A lot of people love animals. They love visiting them at zoos, coming home to them as pets and viewing them in their natural habitats.
But sometimes things can go awry between animal and human. Dogs can attack, things in the ocean can bite you, and there are all kinds of things flying around that can give you a nasty sting.
So what are the best ways to avoid animal attacks?
According to the American Humane Association, about 4.7 million people in the United States are bitten by a dog each year and 71% of those bites are on the extremities (legs, hands, arms and feet).
Jeremy Talamantes, dog trainer and owner of K-9 Behavior Services, says when you're confronted by a vicious dog, you might be bitten or you might be attacked. And for your own safety, it's important to recognize the difference.
"You have bites and you have attacks. So the bites happen very often, but the attacks are 'I'm not letting go. I'm going back and forth on you.' And those are the ones that are serious and they can be life threatening situations," said Talamantes in a TV interview.
A lot of experts say not to panic if you're confronted by a mean dog, but that's clearly a difficult thing to do, especially if you have a slight fear or a full-on phobia.
But Talamantes says staying calm is the best thing you can do in most cases, because running will set off a natural instinct in the dog and tell him to give chase.
"If you find yourself in a situation where you come around a corner and a dog comes up and he's staring at you, he's sizing you up and at that same moment you need to do the same thing," advised Talamantes.
"You need to stop. Don't move. Don't take off running. If you take off running, you're prey. It's a prey-driven instinct that a dog has. He's going to chase you and he's going to take you down."

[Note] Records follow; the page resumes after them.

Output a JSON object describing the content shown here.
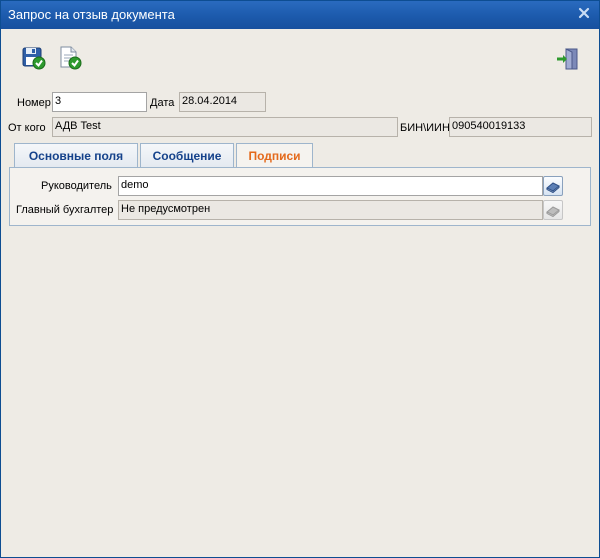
{
  "window": {
    "title": "Запрос на отзыв документа"
  },
  "toolbar": {
    "save_icon": "save-sign-icon",
    "sign_icon": "document-sign-icon",
    "exit_icon": "exit-door-icon"
  },
  "form": {
    "number_label": "Номер",
    "number_value": "3",
    "date_label": "Дата",
    "date_value": "28.04.2014",
    "from_label": "От кого",
    "from_value": "АДВ Test",
    "bin_label": "БИН\\ИИН",
    "bin_value": "090540019133"
  },
  "tabs": [
    {
      "label": "Основные поля",
      "active": false
    },
    {
      "label": "Сообщение",
      "active": false
    },
    {
      "label": "Подписи",
      "active": true
    }
  ],
  "signatures": {
    "head_label": "Руководитель",
    "head_value": "demo",
    "accountant_label": "Главный бухгалтер",
    "accountant_value": "Не предусмотрен"
  },
  "colors": {
    "titlebar": "#1c5aac",
    "active_tab_text": "#e46a1c",
    "tab_text": "#15428b",
    "window_bg": "#eeebe5"
  }
}
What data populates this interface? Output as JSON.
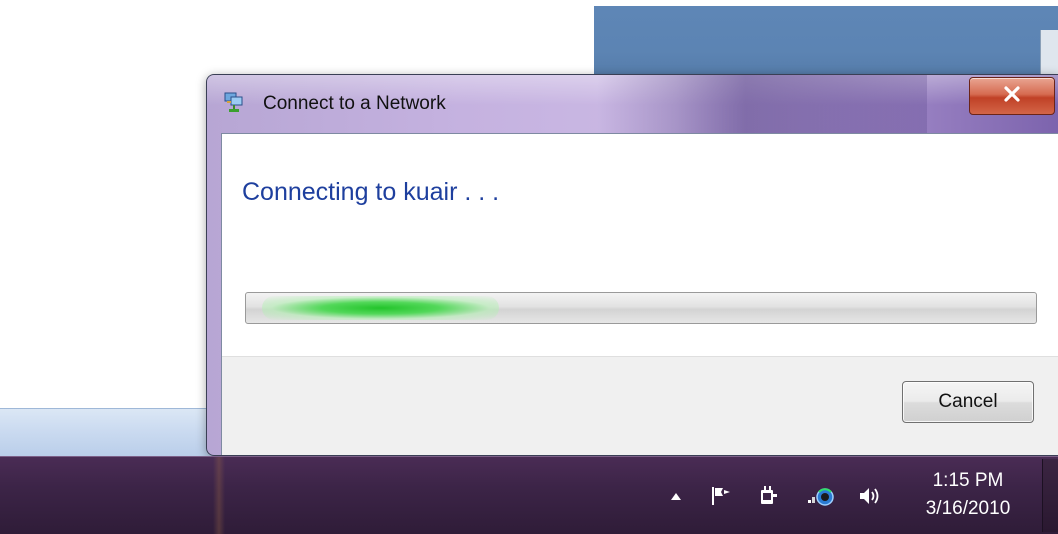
{
  "dialog": {
    "title": "Connect to a Network",
    "close_label": "x",
    "heading": "Connecting to kuair . . .",
    "progress": {
      "state": "indeterminate",
      "glow_start_percent": 2,
      "glow_width_percent": 30
    },
    "cancel_label": "Cancel"
  },
  "taskbar": {
    "tray_icons": [
      "show-hidden-icons-arrow",
      "action-center-flag-icon",
      "power-plug-icon",
      "network-connecting-icon",
      "volume-icon"
    ],
    "clock": {
      "time": "1:15 PM",
      "date": "3/16/2010"
    }
  },
  "colors": {
    "heading": "#1e3f9e",
    "progress_glow": "#23c42b",
    "close_button": "#c04126",
    "taskbar": "#3c2447",
    "desktop_window": "#5c84b3"
  }
}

In addition, Talamantes says if a dog is biting you for more than three seconds -- it's not a just a bite, it's an attack -- and you'll have to do whatever you can to protect yourself.
He suggests to start screaming to get someone's attention, which probably won't be too hard for you to do considering the circumstances. After that, try to find something to put in between yourself and the dog, like a garbage can lid, stick or broom.
And just as important, go to the emergency room if you're ever bitten, since the bacteria in a dog's mouth can cause infection, experts say.
When it comes to avoiding a bee sting, experts say to think about where you're going and plan accordingly.
Researchers at the University of California Agriculture & Natural Resources say to avoid wearing colognes, perfumes or scented soaps if you're going to be in a place that has a lot of bees or wasps.
Additionally, they say not to wear bright or heavily patterned clothing or walk barefoot in areas with a lot of foliage. And if a bee or wasp does land on you, most times it's not looking to sting; it's just looking for water.
"If you remain calm when a bee or wasp lands on your skin to inspect a smell or to get water if you are sweating heavily, the insect eventually will leave of its own accord," wrote the researchers. "If you don't want to wait for it to leave, gently and slowly brush it away with a piece of paper."
Most experts say unless you're disturbing a nest, the chances are high you won't be stung. But if a bee lands on you, you increase those chances if you swat at it or try to hit it.
And after you decide whether you're going to brush the bee off or wait for it to leave, you should slowly back away and go to another area, experts advise.
If you're allergic to bee or wasp stings, get emergency medical treatment immediately. And wearing a Medic-alert bracelet if you're allergic to stings is another smart move.
As for bear attacks, you're more likely to be bitten by a dog or stung by a bee, but they still happen.
And just because the chances of something bad occurring are low, it doesn't mean that you don't prepare for it in some way, right?
Like getting struck by lightning. Even though the chances are low, you still take the necessary precautions during a thunderstorm. You don't go walking under a tall tree, for Pete's sake.
According to safety tips provided by various sources, including Hinterland Who's Who and Parks Canada, it's best to make a lot of noise if you're walking through the woods, or in an area that's known to have bears.
Making noise as you walk will alert a bear to your presence, because if it becomes alarmed, you'll increase your chances of being confronted. Generally, bears will try to avoid a confrontation, so if they hear you coming they'll go someplace else, experts say.
If you do run into a bear or one runs into you, slowly back way. Running will only increase the chances of an attack occurring.
And experts say if you plan to be in an area that's known to have bears, you should keep bear spray handy, and have it in a place where you can grab it quickly.
If the bear isn't retreating, hold your arms high above your head. This will make you appear bigger in size to the bear, and it might back off.
Obviously, these tips will be difficult to follow in the heat of an attack, but you'll still need to be prepared nonetheless. A recent study published in the Journal of Wildlife Management showed that attacks by North American black bears are happening more frequently, as population in the United States and Canada continues to grow.
"We didn't demonstrate why population growth is correlated with more bear attacks," explained Stephen Herrero, a professor at the University of Calgary and one of the study authors. "But we speculate that it could be because bears in those areas are living in less productive habitat with periodic food stress, which may predispose some bears to consider people as prey.
"With training, people can learn to recognize the behavior of a bear that is considering them as prey and deter an attack by taking aggressive action such as fighting back," he said.